Thursday, September 17, 2009


Richard Preston opens the Demon In The Freezer, in dramatic fashion. He recalls the death of Robert Stevens, one of the victims of the anthrax mail attacks launched after September 11th. This is followed by a gruesome autopsy and the frightening identification of the pathogen. This thrilling start draws the reader into the chilling reality of deadly biological warfare.

The intensity of the first chapter is maintained as Richard Preston describes an outbreak of smallpox in Germany. The most terrifying part of this is the attention Richard pays to the symptoms of the infected patient. His emphasis on the symptoms smallpox leaves a lasting impression about the truly horrific nature of infectious disease.

Richard Preston’s storytelling ability gives the book an edgier feel. It has all the appeal of a primal thriller, where scientists and doctors attempt to track down and kill a mass murderer. Here there are two culprits Anthrax, a stealthy, precise killer and Smallpox, a terrifying, indiscriminate slaughterer.

Richard Preston intertwines the race to eradicate Smallpox from the globe, to the artificial use of Anthrax as a Bioweapon. He these two events to inject urgency into the book, as one cannot help but contemplate the dangers of smallpox in terrorist hands.

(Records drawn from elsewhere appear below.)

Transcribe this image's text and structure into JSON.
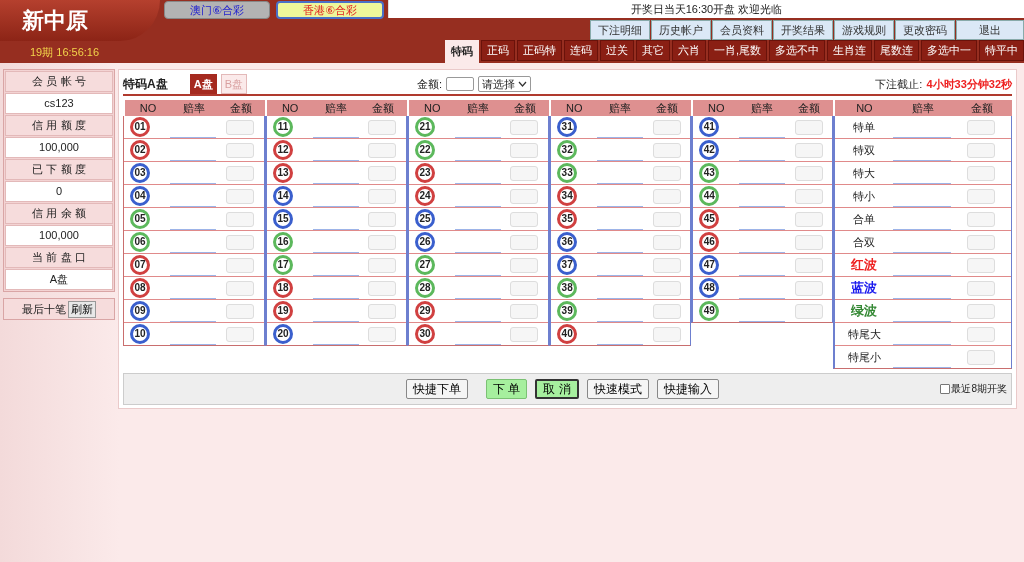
{
  "header": {
    "logo": "新中原",
    "game_tabs": [
      {
        "label": "澳门⑥合彩",
        "selected": false
      },
      {
        "label": "香港⑥合彩",
        "selected": true
      }
    ],
    "notice": "开奖日当天16:30开盘 欢迎光临",
    "links": [
      "下注明细",
      "历史帐户",
      "会员资料",
      "开奖结果",
      "游戏规则",
      "更改密码",
      "退出"
    ],
    "period_time": "19期 16:56:16",
    "nav_tabs": [
      {
        "label": "特码",
        "selected": true
      },
      {
        "label": "正码",
        "selected": false
      },
      {
        "label": "正码特",
        "selected": false
      },
      {
        "label": "连码",
        "selected": false
      },
      {
        "label": "过关",
        "selected": false
      },
      {
        "label": "其它",
        "selected": false
      },
      {
        "label": "六肖",
        "selected": false
      },
      {
        "label": "一肖,尾数",
        "selected": false
      },
      {
        "label": "多选不中",
        "selected": false
      },
      {
        "label": "生肖连",
        "selected": false
      },
      {
        "label": "尾数连",
        "selected": false
      },
      {
        "label": "多选中一",
        "selected": false
      },
      {
        "label": "特平中",
        "selected": false
      }
    ]
  },
  "sidebar": {
    "fields": [
      {
        "label": "会 员 帐 号",
        "value": "cs123"
      },
      {
        "label": "信 用 额 度",
        "value": "100,000"
      },
      {
        "label": "已 下 额 度",
        "value": "0"
      },
      {
        "label": "信 用 余 额",
        "value": "100,000"
      },
      {
        "label": "当 前 盘 口",
        "value": "A盘"
      }
    ],
    "recent": {
      "label": "最后十笔",
      "button": "刷新"
    }
  },
  "panel": {
    "title": "特码A盘",
    "plate_tabs": [
      {
        "label": "A盘",
        "selected": true
      },
      {
        "label": "B盘",
        "selected": false
      }
    ],
    "amount_label": "金额:",
    "amount_select": "请选择",
    "deadline_label": "下注截止:",
    "deadline": "4小时33分钟32秒",
    "columns": [
      {
        "headers": [
          "NO",
          "赔率",
          "金额"
        ],
        "rows": [
          {
            "kind": "ball",
            "label": "01",
            "color": "#d04040"
          },
          {
            "kind": "ball",
            "label": "02",
            "color": "#d04040"
          },
          {
            "kind": "ball",
            "label": "03",
            "color": "#3a5fcd"
          },
          {
            "kind": "ball",
            "label": "04",
            "color": "#3a5fcd"
          },
          {
            "kind": "ball",
            "label": "05",
            "color": "#5cb85c"
          },
          {
            "kind": "ball",
            "label": "06",
            "color": "#5cb85c"
          },
          {
            "kind": "ball",
            "label": "07",
            "color": "#d04040"
          },
          {
            "kind": "ball",
            "label": "08",
            "color": "#d04040"
          },
          {
            "kind": "ball",
            "label": "09",
            "color": "#3a5fcd"
          },
          {
            "kind": "ball",
            "label": "10",
            "color": "#3a5fcd"
          }
        ]
      },
      {
        "headers": [
          "NO",
          "赔率",
          "金额"
        ],
        "rows": [
          {
            "kind": "ball",
            "label": "11",
            "color": "#5cb85c"
          },
          {
            "kind": "ball",
            "label": "12",
            "color": "#d04040"
          },
          {
            "kind": "ball",
            "label": "13",
            "color": "#d04040"
          },
          {
            "kind": "ball",
            "label": "14",
            "color": "#3a5fcd"
          },
          {
            "kind": "ball",
            "label": "15",
            "color": "#3a5fcd"
          },
          {
            "kind": "ball",
            "label": "16",
            "color": "#5cb85c"
          },
          {
            "kind": "ball",
            "label": "17",
            "color": "#5cb85c"
          },
          {
            "kind": "ball",
            "label": "18",
            "color": "#d04040"
          },
          {
            "kind": "ball",
            "label": "19",
            "color": "#d04040"
          },
          {
            "kind": "ball",
            "label": "20",
            "color": "#3a5fcd"
          }
        ]
      },
      {
        "headers": [
          "NO",
          "赔率",
          "金额"
        ],
        "rows": [
          {
            "kind": "ball",
            "label": "21",
            "color": "#5cb85c"
          },
          {
            "kind": "ball",
            "label": "22",
            "color": "#5cb85c"
          },
          {
            "kind": "ball",
            "label": "23",
            "color": "#d04040"
          },
          {
            "kind": "ball",
            "label": "24",
            "color": "#d04040"
          },
          {
            "kind": "ball",
            "label": "25",
            "color": "#3a5fcd"
          },
          {
            "kind": "ball",
            "label": "26",
            "color": "#3a5fcd"
          },
          {
            "kind": "ball",
            "label": "27",
            "color": "#5cb85c"
          },
          {
            "kind": "ball",
            "label": "28",
            "color": "#5cb85c"
          },
          {
            "kind": "ball",
            "label": "29",
            "color": "#d04040"
          },
          {
            "kind": "ball",
            "label": "30",
            "color": "#d04040"
          }
        ]
      },
      {
        "headers": [
          "NO",
          "赔率",
          "金额"
        ],
        "rows": [
          {
            "kind": "ball",
            "label": "31",
            "color": "#3a5fcd"
          },
          {
            "kind": "ball",
            "label": "32",
            "color": "#5cb85c"
          },
          {
            "kind": "ball",
            "label": "33",
            "color": "#5cb85c"
          },
          {
            "kind": "ball",
            "label": "34",
            "color": "#d04040"
          },
          {
            "kind": "ball",
            "label": "35",
            "color": "#d04040"
          },
          {
            "kind": "ball",
            "label": "36",
            "color": "#3a5fcd"
          },
          {
            "kind": "ball",
            "label": "37",
            "color": "#3a5fcd"
          },
          {
            "kind": "ball",
            "label": "38",
            "color": "#5cb85c"
          },
          {
            "kind": "ball",
            "label": "39",
            "color": "#5cb85c"
          },
          {
            "kind": "ball",
            "label": "40",
            "color": "#d04040"
          }
        ]
      },
      {
        "headers": [
          "NO",
          "赔率",
          "金额"
        ],
        "rows": [
          {
            "kind": "ball",
            "label": "41",
            "color": "#3a5fcd"
          },
          {
            "kind": "ball",
            "label": "42",
            "color": "#3a5fcd"
          },
          {
            "kind": "ball",
            "label": "43",
            "color": "#5cb85c"
          },
          {
            "kind": "ball",
            "label": "44",
            "color": "#5cb85c"
          },
          {
            "kind": "ball",
            "label": "45",
            "color": "#d04040"
          },
          {
            "kind": "ball",
            "label": "46",
            "color": "#d04040"
          },
          {
            "kind": "ball",
            "label": "47",
            "color": "#3a5fcd"
          },
          {
            "kind": "ball",
            "label": "48",
            "color": "#3a5fcd"
          },
          {
            "kind": "ball",
            "label": "49",
            "color": "#5cb85c"
          }
        ]
      },
      {
        "headers": [
          "NO",
          "赔率",
          "金额"
        ],
        "rows": [
          {
            "kind": "text",
            "label": "特单"
          },
          {
            "kind": "text",
            "label": "特双"
          },
          {
            "kind": "text",
            "label": "特大"
          },
          {
            "kind": "text",
            "label": "特小"
          },
          {
            "kind": "text",
            "label": "合单"
          },
          {
            "kind": "text",
            "label": "合双"
          },
          {
            "kind": "text",
            "label": "红波",
            "color": "#ee2222"
          },
          {
            "kind": "text",
            "label": "蓝波",
            "color": "#1a1aee"
          },
          {
            "kind": "text",
            "label": "绿波",
            "color": "#338833"
          },
          {
            "kind": "text",
            "label": "特尾大"
          },
          {
            "kind": "text",
            "label": "特尾小"
          }
        ]
      }
    ],
    "buttons": [
      {
        "label": "快捷下单",
        "kind": "plain"
      },
      {
        "label": "下 单",
        "kind": "green"
      },
      {
        "label": "取 消",
        "kind": "green-focus"
      },
      {
        "label": "快速模式",
        "kind": "plain"
      },
      {
        "label": "快捷输入",
        "kind": "plain"
      }
    ],
    "recent_draws": {
      "label": "最近8期开奖",
      "checked": false
    }
  }
}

This technique means however, that even though chapters and events in the book are thrilling and fascinating, the narrative doesn’t quite flow that naturally. This can make the book feel slightly disjointed at times

Overall however, Richard Preston’s superb rapid-fire story telling coupled with his amazing attention to detail, make for a thrilling, yet frightening read about the potential of a bioterrorist attack.

Matthew Goodyear

No comments:

Post a Comment